The organizers gave us signature cards to pass out to the kids so they could collect them from all the characters if they wanted to. I guess in years past they had each volunteer practice their character’s actual signature (because of course, that’s a thing) and then hand-write them for each kid but evidently they had some copyright issues or something with that. Anyway, there were a handful of little girls that perhaps recalled those days, or were encouraged by their mothers, and instead of taking our signature cards handed us little notepads with a sparkling pen so that we could give them a genuine autograph. The first time I tried to fancily sign Jessie I realized my cursive was way out of practice so by the second notepad I switched to a standard print dotting the ‘i’ in her name with a little heart. This looked way better, I was just hoping the first little girl didn’t compared her signatures with the others. I feel like she probably did. These little girls looked like the types that could sniff out a Disney fraud.

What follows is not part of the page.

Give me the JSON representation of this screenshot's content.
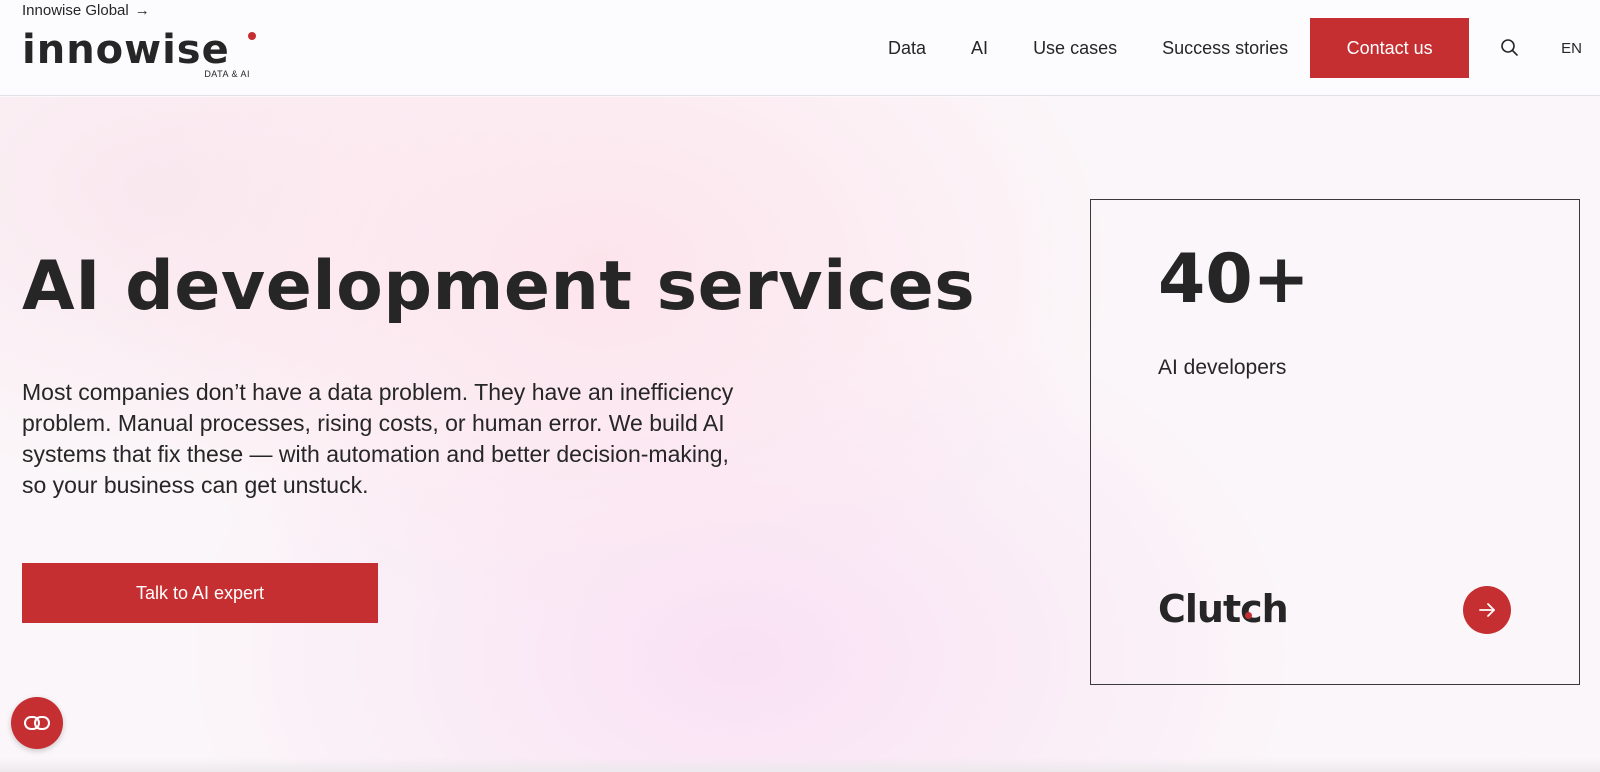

So the kids and families flocked to us for at least another hour. Some kids were genuinely thrilled to meet and take pictures with us, some seemed to be there more to appease their parents, and some were just overwhelmed by the whole situation and ready to go home. We’d introduce ourselves as kids came up, then pose for a picture with them and hand them a signature card. About 10% of the time I would inexplicably change Jessie’s name to Annie and introduce myself as such, in which case Jeff would promptly mumble to me, “It’s Jessie” and I’d think to myself, “What did I just say?”
Jeff was definitely more into his character than I was. He excited some kids with his spot-on Buzz impersonations but confused others by mimicking his self-absorbed personality and threatening to laser potential threats with his wrist band. One Mom actually came back and requested that he say Buzz’s famous line, to which he boldly pronounced, “To infinity and beyond” as she squealed with delight. I, on the other hand, was just happy when I managed to introduce myself by my character’s correct name. We all have different strengths…
Eventually the kids began to thin out and they called all the character volunteers up on stage for a joint photo op and to wave goodbye to the tune of Mickey Mouse Club’s “Now it’s time to say goodbye” (of course). By that point I had long been sympathizing with Tour Guide Barbie at the end of Toy Story 2. My cheeks were killing me! There is a thing as too much smiling. It’s not natural.
Anyways, it was a fun event. It probably didn’t warrant this long of a summary (or any really), but I couldn’t help myself. So there you have it. You’re welcome world.